Should I complete Form 1310?
The “Statement of Person Claiming Refund Due a Deceased Taxpayer” can be used by a deceased taxpayer’s surviving spouse, the decedent’s estate executor or administrator, or another court-appointed representative of the decedent to claim a tax refund on their behalf.
Surviving spouses do not have to use this form to claim a tax refund due at the time of the decedent’s death if they are filing a joint tax return with the decedent. They also do not have to file this form to when preparing an amended joint tax return with the decedent. However, the taxpayer may wish to file the form if they would like the refund check to be reissued only in their name, otherwise, the refund will be issued in both names.
All others who are filing to claim a refund owed to the decedent must include a Form 1310 with the tax return, unless they meet the exception stated below.
Exception: If you are a court-appointed personal representative and are filing Form 1040 on behalf of the decedent, you are not required to file this form, but you must include a copy of the court certificate that verifies your appointment as the decedent’s representative when you file the return.
Requesting a reissued refund check
This can also be used by a surviving spouse who received a refund check issued to both spouses. If the tax return that generated the refund check was filed jointly, the surviving spouse can file this form to request that the refund be issued in a check payable solely to the surviving spouse.
To request a new check in your name only, you should complete this and check Box A in Part I of the form. Then return the completed form with the refund check that was issued in both names to the same IRS Service Center where you filed your original return.
If you e-filed the tax return where you claimed the refund for which the check was issued, then you can return the completed Form 1310 to the IRS Service Center specified for your address (if it is the same one that appears on the completed form). Please see the instructions for more details.

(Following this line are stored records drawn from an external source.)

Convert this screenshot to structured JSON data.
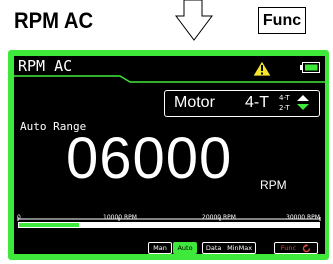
{
  "caption": "RPM AC",
  "func_key": "Func",
  "screen": {
    "title": "RPM AC",
    "range": "Auto Range",
    "reading": "06000",
    "unit": "RPM",
    "motor": {
      "label": "Motor",
      "mode": "4-T",
      "options": [
        "4-T",
        "2-T"
      ]
    },
    "scale": {
      "ticks": [
        "0",
        "10000 RPM",
        "20000 RPM",
        "30000 RPM"
      ],
      "bar_fraction": 0.2
    },
    "buttons": {
      "man": "Man",
      "auto": "Auto",
      "data": "Data",
      "minmax": "MinMax",
      "func": "Func"
    }
  },
  "colors": {
    "accent": "#3fe93b",
    "screen_bg": "#000000",
    "warning": "#f5e62a",
    "func_red": "#e0463a"
  },
  "icons": [
    "arrow-down-icon",
    "warning-icon",
    "battery-icon",
    "toggle-arrows-icon",
    "func-rotate-icon"
  ]
}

You may wish to review additional information about tax situations involving a deceased taxpayer found in Publication 550, Survivors, Executors and Administrators.